__Record set__
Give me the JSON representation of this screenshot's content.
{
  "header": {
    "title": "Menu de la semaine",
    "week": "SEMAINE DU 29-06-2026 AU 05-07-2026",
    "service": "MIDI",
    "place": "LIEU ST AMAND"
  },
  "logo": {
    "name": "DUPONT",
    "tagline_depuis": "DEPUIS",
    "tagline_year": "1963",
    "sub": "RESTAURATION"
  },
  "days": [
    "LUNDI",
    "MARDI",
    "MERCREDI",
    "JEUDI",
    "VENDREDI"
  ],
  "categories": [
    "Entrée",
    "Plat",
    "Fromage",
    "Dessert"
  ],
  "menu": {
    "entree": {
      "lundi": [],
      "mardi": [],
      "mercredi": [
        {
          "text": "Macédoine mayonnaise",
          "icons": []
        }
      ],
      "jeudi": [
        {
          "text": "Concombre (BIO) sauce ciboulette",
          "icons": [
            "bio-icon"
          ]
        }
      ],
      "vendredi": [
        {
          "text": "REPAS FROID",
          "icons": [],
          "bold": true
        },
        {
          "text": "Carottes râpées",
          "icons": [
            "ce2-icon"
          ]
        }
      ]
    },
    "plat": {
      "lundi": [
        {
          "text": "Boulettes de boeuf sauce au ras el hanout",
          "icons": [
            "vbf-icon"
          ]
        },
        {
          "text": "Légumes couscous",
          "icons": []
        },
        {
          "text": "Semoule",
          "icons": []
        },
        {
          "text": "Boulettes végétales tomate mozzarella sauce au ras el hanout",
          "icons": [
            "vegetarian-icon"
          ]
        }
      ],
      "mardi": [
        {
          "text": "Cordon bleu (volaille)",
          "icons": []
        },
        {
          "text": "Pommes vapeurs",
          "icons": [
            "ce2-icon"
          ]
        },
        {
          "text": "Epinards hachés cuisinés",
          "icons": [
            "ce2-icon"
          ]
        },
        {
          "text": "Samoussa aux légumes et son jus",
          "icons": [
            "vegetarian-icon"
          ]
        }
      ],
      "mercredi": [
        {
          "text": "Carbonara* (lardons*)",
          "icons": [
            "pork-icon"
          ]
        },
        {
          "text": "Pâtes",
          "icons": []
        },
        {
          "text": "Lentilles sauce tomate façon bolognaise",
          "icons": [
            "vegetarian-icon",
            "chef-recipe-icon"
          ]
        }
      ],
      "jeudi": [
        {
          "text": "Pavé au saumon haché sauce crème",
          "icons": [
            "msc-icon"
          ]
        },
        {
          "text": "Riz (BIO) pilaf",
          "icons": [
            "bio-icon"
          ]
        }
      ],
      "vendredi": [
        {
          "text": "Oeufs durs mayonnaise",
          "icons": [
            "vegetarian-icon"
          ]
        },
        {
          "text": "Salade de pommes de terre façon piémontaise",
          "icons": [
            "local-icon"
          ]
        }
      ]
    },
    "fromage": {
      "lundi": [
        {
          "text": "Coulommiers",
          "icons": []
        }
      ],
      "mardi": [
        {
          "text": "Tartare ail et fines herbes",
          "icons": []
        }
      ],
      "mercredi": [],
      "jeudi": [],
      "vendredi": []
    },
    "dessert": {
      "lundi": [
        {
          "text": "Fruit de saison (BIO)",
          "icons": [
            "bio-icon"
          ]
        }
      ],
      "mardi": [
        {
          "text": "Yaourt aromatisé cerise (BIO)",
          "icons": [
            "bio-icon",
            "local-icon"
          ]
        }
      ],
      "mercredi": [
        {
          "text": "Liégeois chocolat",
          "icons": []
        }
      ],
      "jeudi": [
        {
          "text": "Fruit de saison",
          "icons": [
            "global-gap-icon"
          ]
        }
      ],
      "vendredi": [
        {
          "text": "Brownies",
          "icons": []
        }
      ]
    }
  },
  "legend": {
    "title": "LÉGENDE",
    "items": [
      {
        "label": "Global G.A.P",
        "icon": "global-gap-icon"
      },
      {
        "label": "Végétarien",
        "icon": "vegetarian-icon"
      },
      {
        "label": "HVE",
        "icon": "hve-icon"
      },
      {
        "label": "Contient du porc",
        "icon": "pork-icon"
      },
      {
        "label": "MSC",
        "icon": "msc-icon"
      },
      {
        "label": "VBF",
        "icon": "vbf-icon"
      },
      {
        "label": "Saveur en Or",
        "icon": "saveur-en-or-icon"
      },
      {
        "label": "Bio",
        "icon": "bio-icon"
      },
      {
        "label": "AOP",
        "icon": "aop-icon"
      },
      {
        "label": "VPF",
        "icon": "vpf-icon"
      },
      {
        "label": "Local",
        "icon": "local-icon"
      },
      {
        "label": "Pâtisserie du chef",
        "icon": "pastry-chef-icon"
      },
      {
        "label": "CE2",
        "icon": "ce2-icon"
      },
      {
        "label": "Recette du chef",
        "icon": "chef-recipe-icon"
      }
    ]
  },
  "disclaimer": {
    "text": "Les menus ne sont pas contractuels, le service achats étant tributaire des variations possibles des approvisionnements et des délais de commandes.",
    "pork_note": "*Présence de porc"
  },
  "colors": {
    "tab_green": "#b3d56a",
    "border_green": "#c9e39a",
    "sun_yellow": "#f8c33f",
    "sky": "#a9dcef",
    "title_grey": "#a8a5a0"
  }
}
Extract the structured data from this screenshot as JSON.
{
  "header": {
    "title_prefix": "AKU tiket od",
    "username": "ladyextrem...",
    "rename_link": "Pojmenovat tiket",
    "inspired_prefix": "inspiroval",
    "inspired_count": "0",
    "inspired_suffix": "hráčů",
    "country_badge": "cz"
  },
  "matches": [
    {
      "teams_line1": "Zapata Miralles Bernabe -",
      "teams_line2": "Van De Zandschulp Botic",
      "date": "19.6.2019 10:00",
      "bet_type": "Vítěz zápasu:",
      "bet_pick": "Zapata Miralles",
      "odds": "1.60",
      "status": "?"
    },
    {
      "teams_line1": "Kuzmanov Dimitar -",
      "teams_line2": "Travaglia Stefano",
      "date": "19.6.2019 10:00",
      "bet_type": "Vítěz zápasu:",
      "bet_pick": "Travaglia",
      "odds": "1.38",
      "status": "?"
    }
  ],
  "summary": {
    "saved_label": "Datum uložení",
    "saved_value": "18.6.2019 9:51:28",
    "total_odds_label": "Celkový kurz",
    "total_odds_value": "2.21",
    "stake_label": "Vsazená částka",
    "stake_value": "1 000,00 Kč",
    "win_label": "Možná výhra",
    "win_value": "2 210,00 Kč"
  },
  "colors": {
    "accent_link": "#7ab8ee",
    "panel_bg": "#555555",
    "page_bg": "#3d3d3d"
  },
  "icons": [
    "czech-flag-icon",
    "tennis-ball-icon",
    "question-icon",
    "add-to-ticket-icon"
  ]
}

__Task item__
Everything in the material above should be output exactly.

__The completed task__
Give me the JSON representation of this screenshot's content.
{
  "header": {
    "title": "Menu de la semaine",
    "week": "SEMAINE DU 29-06-2026 AU 05-07-2026",
    "service": "MIDI",
    "place": "LIEU ST AMAND"
  },
  "logo": {
    "name": "DUPONT",
    "tagline_depuis": "DEPUIS",
    "tagline_year": "1963",
    "sub": "RESTAURATION"
  },
  "days": [
    "LUNDI",
    "MARDI",
    "MERCREDI",
    "JEUDI",
    "VENDREDI"
  ],
  "categories": [
    "Entrée",
    "Plat",
    "Fromage",
    "Dessert"
  ],
  "menu": {
    "entree": {
      "lundi": [],
      "mardi": [],
      "mercredi": [
        {
          "text": "Macédoine mayonnaise",
          "icons": []
        }
      ],
      "jeudi": [
        {
          "text": "Concombre (BIO) sauce ciboulette",
          "icons": [
            "bio-icon"
          ]
        }
      ],
      "vendredi": [
        {
          "text": "REPAS FROID",
          "icons": [],
          "bold": true
        },
        {
          "text": "Carottes râpées",
          "icons": [
            "ce2-icon"
          ]
        }
      ]
    },
    "plat": {
      "lundi": [
        {
          "text": "Boulettes de boeuf sauce au ras el hanout",
          "icons": [
            "vbf-icon"
          ]
        },
        {
          "text": "Légumes couscous",
          "icons": []
        },
        {
          "text": "Semoule",
          "icons": []
        },
        {
          "text": "Boulettes végétales tomate mozzarella sauce au ras el hanout",
          "icons": [
            "vegetarian-icon"
          ]
        }
      ],
      "mardi": [
        {
          "text": "Cordon bleu (volaille)",
          "icons": []
        },
        {
          "text": "Pommes vapeurs",
          "icons": [
            "ce2-icon"
          ]
        },
        {
          "text": "Epinards hachés cuisinés",
          "icons": [
            "ce2-icon"
          ]
        },
        {
          "text": "Samoussa aux légumes et son jus",
          "icons": [
            "vegetarian-icon"
          ]
        }
      ],
      "mercredi": [
        {
          "text": "Carbonara* (lardons*)",
          "icons": [
            "pork-icon"
          ]
        },
        {
          "text": "Pâtes",
          "icons": []
        },
        {
          "text": "Lentilles sauce tomate façon bolognaise",
          "icons": [
            "vegetarian-icon",
            "chef-recipe-icon"
          ]
        }
      ],
      "jeudi": [
        {
          "text": "Pavé au saumon haché sauce crème",
          "icons": [
            "msc-icon"
          ]
        },
        {
          "text": "Riz (BIO) pilaf",
          "icons": [
            "bio-icon"
          ]
        }
      ],
      "vendredi": [
        {
          "text": "Oeufs durs mayonnaise",
          "icons": [
            "vegetarian-icon"
          ]
        },
        {
          "text": "Salade de pommes de terre façon piémontaise",
          "icons": [
            "local-icon"
          ]
        }
      ]
    },
    "fromage": {
      "lundi": [
        {
          "text": "Coulommiers",
          "icons": []
        }
      ],
      "mardi": [
        {
          "text": "Tartare ail et fines herbes",
          "icons": []
        }
      ],
      "mercredi": [],
      "jeudi": [],
      "vendredi": []
    },
    "dessert": {
      "lundi": [
        {
          "text": "Fruit de saison (BIO)",
          "icons": [
            "bio-icon"
          ]
        }
      ],
      "mardi": [
        {
          "text": "Yaourt aromatisé cerise (BIO)",
          "icons": [
            "bio-icon",
            "local-icon"
          ]
        }
      ],
      "mercredi": [
        {
          "text": "Liégeois chocolat",
          "icons": []
        }
      ],
      "jeudi": [
        {
          "text": "Fruit de saison",
          "icons": [
            "global-gap-icon"
          ]
        }
      ],
      "vendredi": [
        {
          "text": "Brownies",
          "icons": []
        }
      ]
    }
  },
  "legend": {
    "title": "LÉGENDE",
    "items": [
      {
        "label": "Global G.A.P",
        "icon": "global-gap-icon"
      },
      {
        "label": "Végétarien",
        "icon": "vegetarian-icon"
      },
      {
        "label": "HVE",
        "icon": "hve-icon"
      },
      {
        "label": "Contient du porc",
        "icon": "pork-icon"
      },
      {
        "label": "MSC",
        "icon": "msc-icon"
      },
      {
        "label": "VBF",
        "icon": "vbf-icon"
      },
      {
        "label": "Saveur en Or",
        "icon": "saveur-en-or-icon"
      },
      {
        "label": "Bio",
        "icon": "bio-icon"
      },
      {
        "label": "AOP",
        "icon": "aop-icon"
      },
      {
        "label": "VPF",
        "icon": "vpf-icon"
      },
      {
        "label": "Local",
        "icon": "local-icon"
      },
      {
        "label": "Pâtisserie du chef",
        "icon": "pastry-chef-icon"
      },
      {
        "label": "CE2",
        "icon": "ce2-icon"
      },
      {
        "label": "Recette du chef",
        "icon": "chef-recipe-icon"
      }
    ]
  },
  "disclaimer": {
    "text": "Les menus ne sont pas contractuels, le service achats étant tributaire des variations possibles des approvisionnements et des délais de commandes.",
    "pork_note": "*Présence de porc"
  },
  "colors": {
    "tab_green": "#b3d56a",
    "border_green": "#c9e39a",
    "sun_yellow": "#f8c33f",
    "sky": "#a9dcef",
    "title_grey": "#a8a5a0"
  }
}
Extract the structured data from this screenshot as JSON.
{
  "header": {
    "title_prefix": "AKU tiket od",
    "username": "ladyextrem...",
    "rename_link": "Pojmenovat tiket",
    "inspired_prefix": "inspiroval",
    "inspired_count": "0",
    "inspired_suffix": "hráčů",
    "country_badge": "cz"
  },
  "matches": [
    {
      "teams_line1": "Zapata Miralles Bernabe -",
      "teams_line2": "Van De Zandschulp Botic",
      "date": "19.6.2019 10:00",
      "bet_type": "Vítěz zápasu:",
      "bet_pick": "Zapata Miralles",
      "odds": "1.60",
      "status": "?"
    },
    {
      "teams_line1": "Kuzmanov Dimitar -",
      "teams_line2": "Travaglia Stefano",
      "date": "19.6.2019 10:00",
      "bet_type": "Vítěz zápasu:",
      "bet_pick": "Travaglia",
      "odds": "1.38",
      "status": "?"
    }
  ],
  "summary": {
    "saved_label": "Datum uložení",
    "saved_value": "18.6.2019 9:51:28",
    "total_odds_label": "Celkový kurz",
    "total_odds_value": "2.21",
    "stake_label": "Vsazená částka",
    "stake_value": "1 000,00 Kč",
    "win_label": "Možná výhra",
    "win_value": "2 210,00 Kč"
  },
  "colors": {
    "accent_link": "#7ab8ee",
    "panel_bg": "#555555",
    "page_bg": "#3d3d3d"
  },
  "icons": [
    "czech-flag-icon",
    "tennis-ball-icon",
    "question-icon",
    "add-to-ticket-icon"
  ]
}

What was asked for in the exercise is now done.